* _What the task asks_
Go through the material below and copy all lines with "transactions".

======== Given information ========

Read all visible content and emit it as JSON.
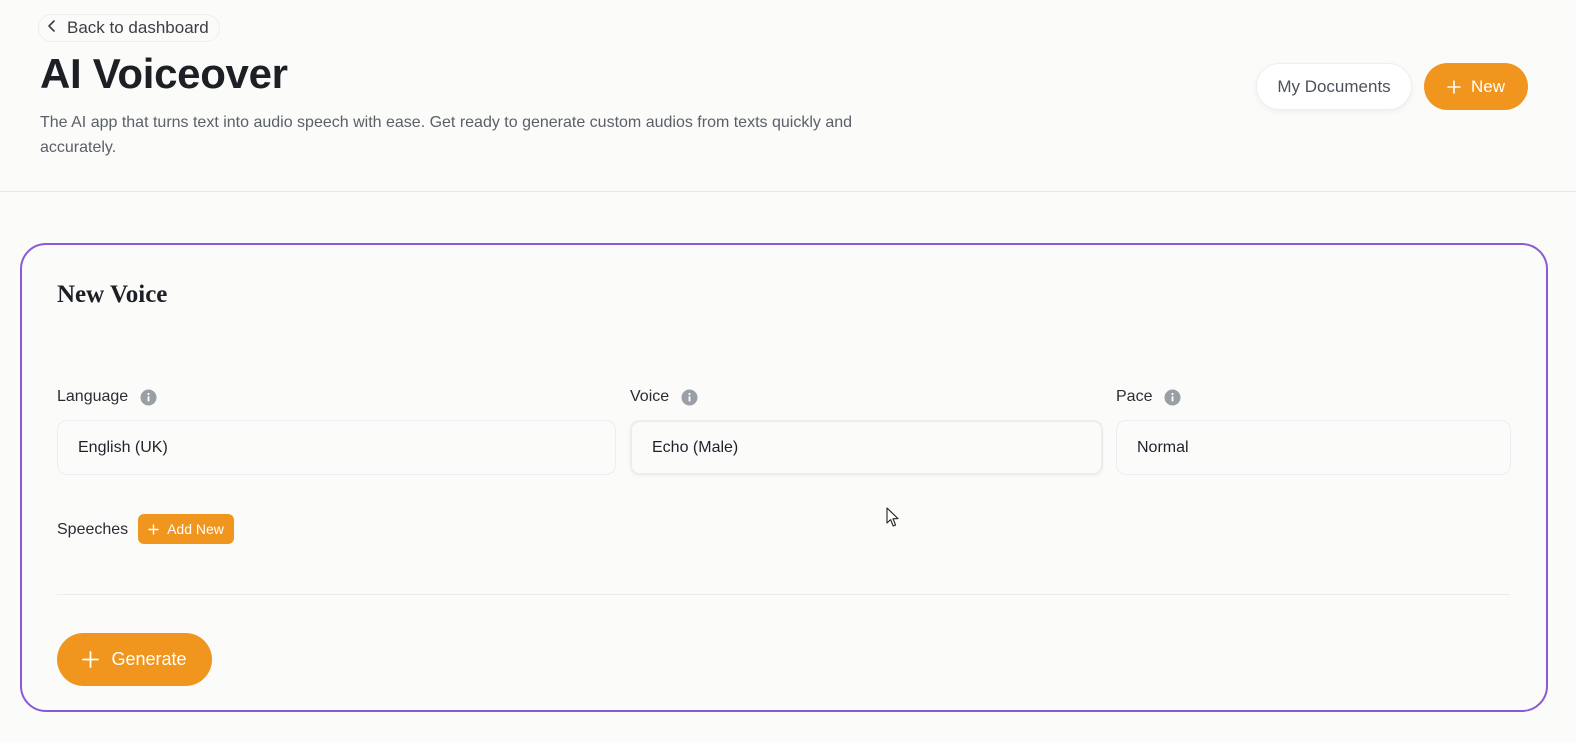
{
  "header": {
    "back_label": "Back to dashboard",
    "title": "AI Voiceover",
    "description": "The AI app that turns text into audio speech with ease. Get ready to generate custom audios from texts quickly and accurately.",
    "my_documents_label": "My Documents",
    "new_label": "New"
  },
  "form": {
    "title": "New Voice",
    "fields": [
      {
        "label": "Language",
        "value": "English (UK)",
        "icon": "info-icon"
      },
      {
        "label": "Voice",
        "value": "Echo (Male)",
        "icon": "info-icon"
      },
      {
        "label": "Pace",
        "value": "Normal",
        "icon": "info-icon"
      }
    ],
    "speeches_label": "Speeches",
    "add_new_label": "Add New",
    "generate_label": "Generate"
  },
  "colors": {
    "accent": "#f0961f",
    "card_border": "#8a5ad6",
    "text_primary": "#1c1f24",
    "text_muted": "#5b6068"
  },
  "icons": [
    "chevron-left-icon",
    "plus-icon",
    "info-icon",
    "mouse-cursor-icon"
  ]
}
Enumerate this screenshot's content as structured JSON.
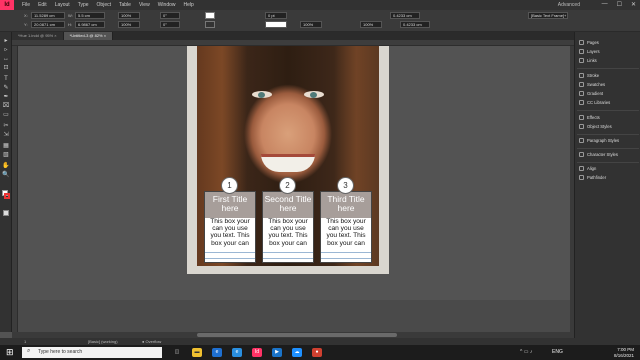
{
  "menubar": {
    "logo": "Id",
    "items": [
      "File",
      "Edit",
      "Layout",
      "Type",
      "Object",
      "Table",
      "View",
      "Window",
      "Help"
    ],
    "workspace": "Advanced",
    "win_min": "—",
    "win_max": "☐",
    "win_close": "✕"
  },
  "control": {
    "x_label": "X:",
    "x_value": "11.5289 cm",
    "y_label": "Y:",
    "y_value": "20.0871 cm",
    "w_label": "W:",
    "w_value": "5.5 cm",
    "h_label": "H:",
    "h_value": "6.9867 cm",
    "scale_x": "100%",
    "scale_y": "100%",
    "angle": "0°",
    "shear": "0°",
    "stroke_weight": "0 pt",
    "opacity": "100%",
    "dim_a": "0.4233 cm",
    "dim_b": "0.4233 cm",
    "frame_style": "[Basic Text Frame]+"
  },
  "tabs": [
    {
      "label": "*Hue 1.indd @ 95% ×",
      "active": false
    },
    {
      "label": "*Untitled-3 @ 82% ×",
      "active": true
    }
  ],
  "tools": [
    "▸",
    "▹",
    "↔",
    "⊡",
    "T",
    "✎",
    "✒",
    "⌧",
    "▭",
    "✂",
    "⇲",
    "▦",
    "▧",
    "✋",
    "🔍"
  ],
  "cards": [
    {
      "number": "1",
      "title": "First Title here",
      "body": "This box your can you use you text. This box your can you use you text."
    },
    {
      "number": "2",
      "title": "Second Title here",
      "body": "This box your can you use you text. This box your can you use you text."
    },
    {
      "number": "3",
      "title": "Third Title here",
      "body": "This box your can you use you text. This box your can you use you text."
    }
  ],
  "panels": {
    "items": [
      "Pages",
      "Layers",
      "Links",
      "Stroke",
      "Swatches",
      "Gradient",
      "CC Libraries",
      "Effects",
      "Object Styles",
      "Paragraph Styles",
      "Character Styles",
      "Align",
      "Pathfinder"
    ]
  },
  "status": {
    "page": "1",
    "style": "[Basic] (working)",
    "preflight": "● Overflow"
  },
  "taskbar": {
    "search_placeholder": "Type here to search",
    "lang": "ENG",
    "time": "7:00 PM",
    "date": "8/16/2021"
  },
  "colors": {
    "accent": "#ff3366",
    "chrome_dark": "#323232",
    "pasteboard": "#535353"
  }
}
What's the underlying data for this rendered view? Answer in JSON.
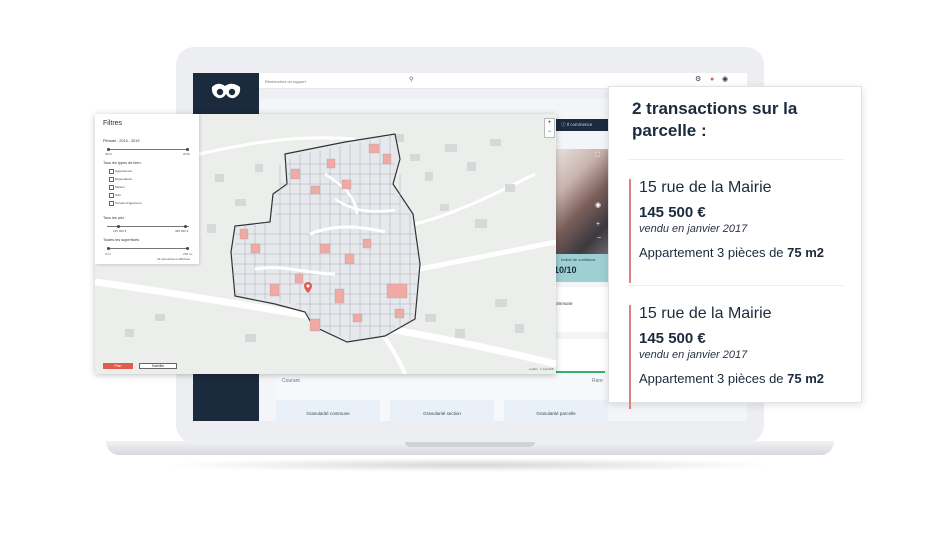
{
  "app": {
    "search_placeholder": "Recherchez un rapport",
    "icons": [
      "settings-icon",
      "notification-icon",
      "user-icon"
    ],
    "inner_header": "Il commence",
    "confidence_label": "Indice de confiance",
    "confidence_value": "10/10",
    "commune_label": "ommune",
    "scale_left": "Courant",
    "scale_right": "Rare",
    "granularity": [
      {
        "label": "Granularité commune"
      },
      {
        "label": "Granularité section"
      },
      {
        "label": "Granularité parcelle"
      }
    ]
  },
  "filters": {
    "title": "Filtres",
    "period_label": "Période : 2014 - 2019",
    "period_min": "2014",
    "period_max": "2019",
    "types_label": "Tous les types de bien",
    "types": [
      "Appartement",
      "Dépendance",
      "Maison",
      "Sols",
      "Terrains d'agrément"
    ],
    "price_label": "Tous les prix",
    "price_min": "145 000 €",
    "price_max": "385 000 €",
    "area_label": "Toutes les superficies",
    "area_min": "0 m²",
    "area_max": "248 m²",
    "area_note": "42 transactions affichées",
    "btn_primary": "Plan",
    "btn_secondary": "Satellite",
    "attribution": "Leaflet · © CartoDB"
  },
  "card": {
    "title": "2 transactions sur la parcelle :",
    "transactions": [
      {
        "address": "15 rue de la Mairie",
        "price": "145 500 €",
        "date": "vendu en janvier 2017",
        "desc_prefix": "Appartement 3 pièces de ",
        "surface": "75 m2"
      },
      {
        "address": "15 rue de la Mairie",
        "price": "145 500 €",
        "date": "vendu en janvier 2017",
        "desc_prefix": "Appartement 3 pièces de ",
        "surface": "75 m2"
      }
    ]
  },
  "colors": {
    "navy": "#1c2a3d",
    "accent_red": "#e25b4f",
    "parcel_red": "#f0a9a4",
    "confidence_teal": "#9ed0d3"
  }
}
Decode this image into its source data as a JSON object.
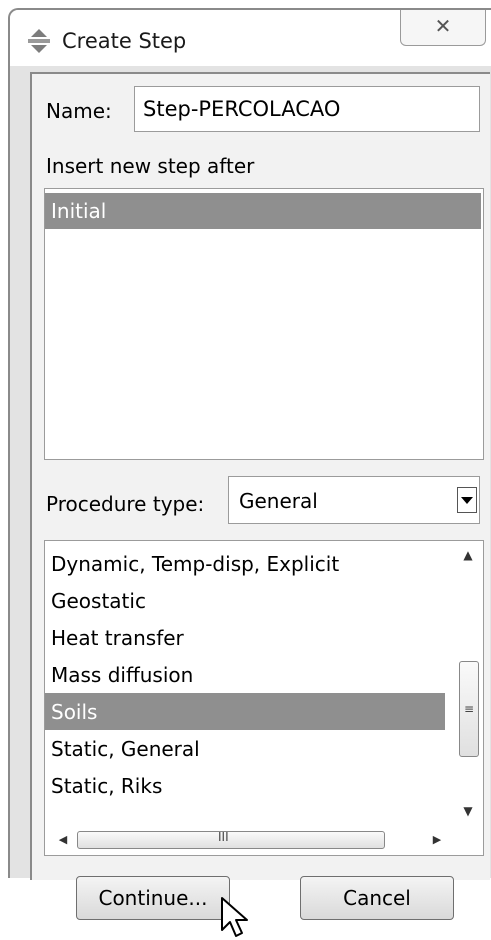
{
  "window": {
    "title": "Create Step",
    "close_glyph": "✕"
  },
  "name_field": {
    "label": "Name:",
    "value": "Step-PERCOLACAO"
  },
  "insert_after": {
    "label": "Insert new step after",
    "items": [
      "Initial"
    ],
    "selected": "Initial"
  },
  "procedure": {
    "label": "Procedure type:",
    "selected": "General",
    "items": [
      "Dynamic, Temp-disp, Explicit",
      "Geostatic",
      "Heat transfer",
      "Mass diffusion",
      "Soils",
      "Static, General",
      "Static, Riks"
    ],
    "selected_item": "Soils"
  },
  "scrollbars": {
    "up_glyph": "▲",
    "down_glyph": "▼",
    "left_glyph": "◀",
    "right_glyph": "▶",
    "v_grip": "≡",
    "h_grip": "III"
  },
  "buttons": {
    "continue_label": "Continue...",
    "cancel_label": "Cancel"
  },
  "icons": {
    "title_icon": "step-icon",
    "cursor": "pointer-cursor"
  }
}
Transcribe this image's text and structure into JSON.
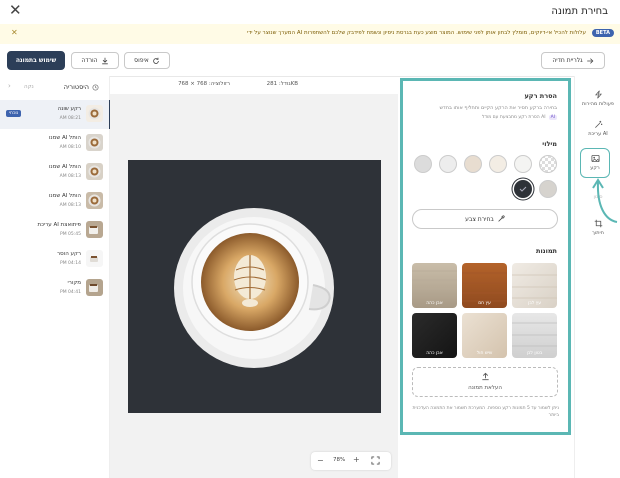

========

* _Solved problem_
    "area_note": "42 transactions affichées",
    "title": "2 transactions sur la parcelle :",
    "transactions": [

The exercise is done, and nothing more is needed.